Source material below:

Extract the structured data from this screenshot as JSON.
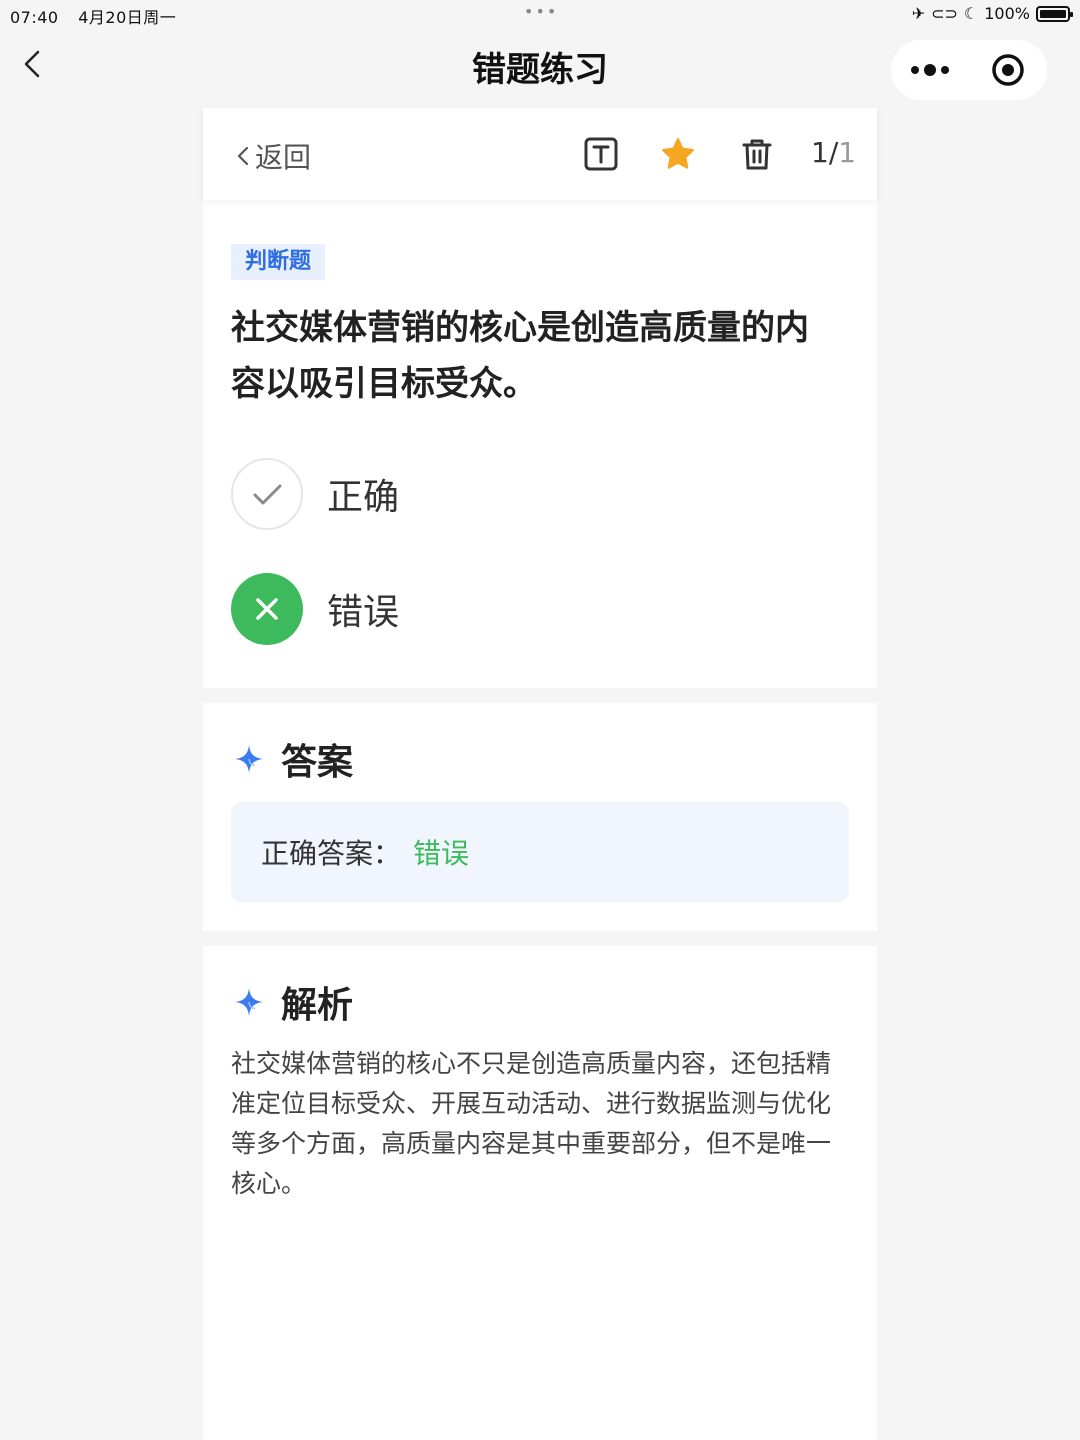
{
  "status_bar": {
    "time": "07:40",
    "date": "4月20日周一",
    "battery": "100%"
  },
  "nav": {
    "title": "错题练习"
  },
  "toolbar": {
    "back_label": "返回",
    "counter_current": "1/",
    "counter_total": "1",
    "icons": [
      "text-format-icon",
      "star-icon",
      "trash-icon"
    ],
    "star_color": "#f5a623"
  },
  "question": {
    "type_tag": "判断题",
    "text": "社交媒体营销的核心是创造高质量的内容以吸引目标受众。",
    "options": [
      {
        "label": "正确",
        "state": "unselected"
      },
      {
        "label": "错误",
        "state": "selected"
      }
    ]
  },
  "answer": {
    "title": "答案",
    "label": "正确答案：",
    "value": "错误"
  },
  "analysis": {
    "title": "解析",
    "text": "社交媒体营销的核心不只是创造高质量内容，还包括精准定位目标受众、开展互动活动、进行数据监测与优化等多个方面，高质量内容是其中重要部分，但不是唯一核心。"
  },
  "colors": {
    "accent_green": "#3dbb5c",
    "tag_blue": "#2f6ee0",
    "sparkle_blue": "#3a7bf0"
  }
}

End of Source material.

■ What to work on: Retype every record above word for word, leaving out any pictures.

■ Answer space:
Extract the structured data from this screenshot as JSON.
{
  "status_bar": {
    "time": "07:40",
    "date": "4月20日周一",
    "battery": "100%"
  },
  "nav": {
    "title": "错题练习"
  },
  "toolbar": {
    "back_label": "返回",
    "counter_current": "1/",
    "counter_total": "1",
    "icons": [
      "text-format-icon",
      "star-icon",
      "trash-icon"
    ],
    "star_color": "#f5a623"
  },
  "question": {
    "type_tag": "判断题",
    "text": "社交媒体营销的核心是创造高质量的内容以吸引目标受众。",
    "options": [
      {
        "label": "正确",
        "state": "unselected"
      },
      {
        "label": "错误",
        "state": "selected"
      }
    ]
  },
  "answer": {
    "title": "答案",
    "label": "正确答案：",
    "value": "错误"
  },
  "analysis": {
    "title": "解析",
    "text": "社交媒体营销的核心不只是创造高质量内容，还包括精准定位目标受众、开展互动活动、进行数据监测与优化等多个方面，高质量内容是其中重要部分，但不是唯一核心。"
  },
  "colors": {
    "accent_green": "#3dbb5c",
    "tag_blue": "#2f6ee0",
    "sparkle_blue": "#3a7bf0"
  }
}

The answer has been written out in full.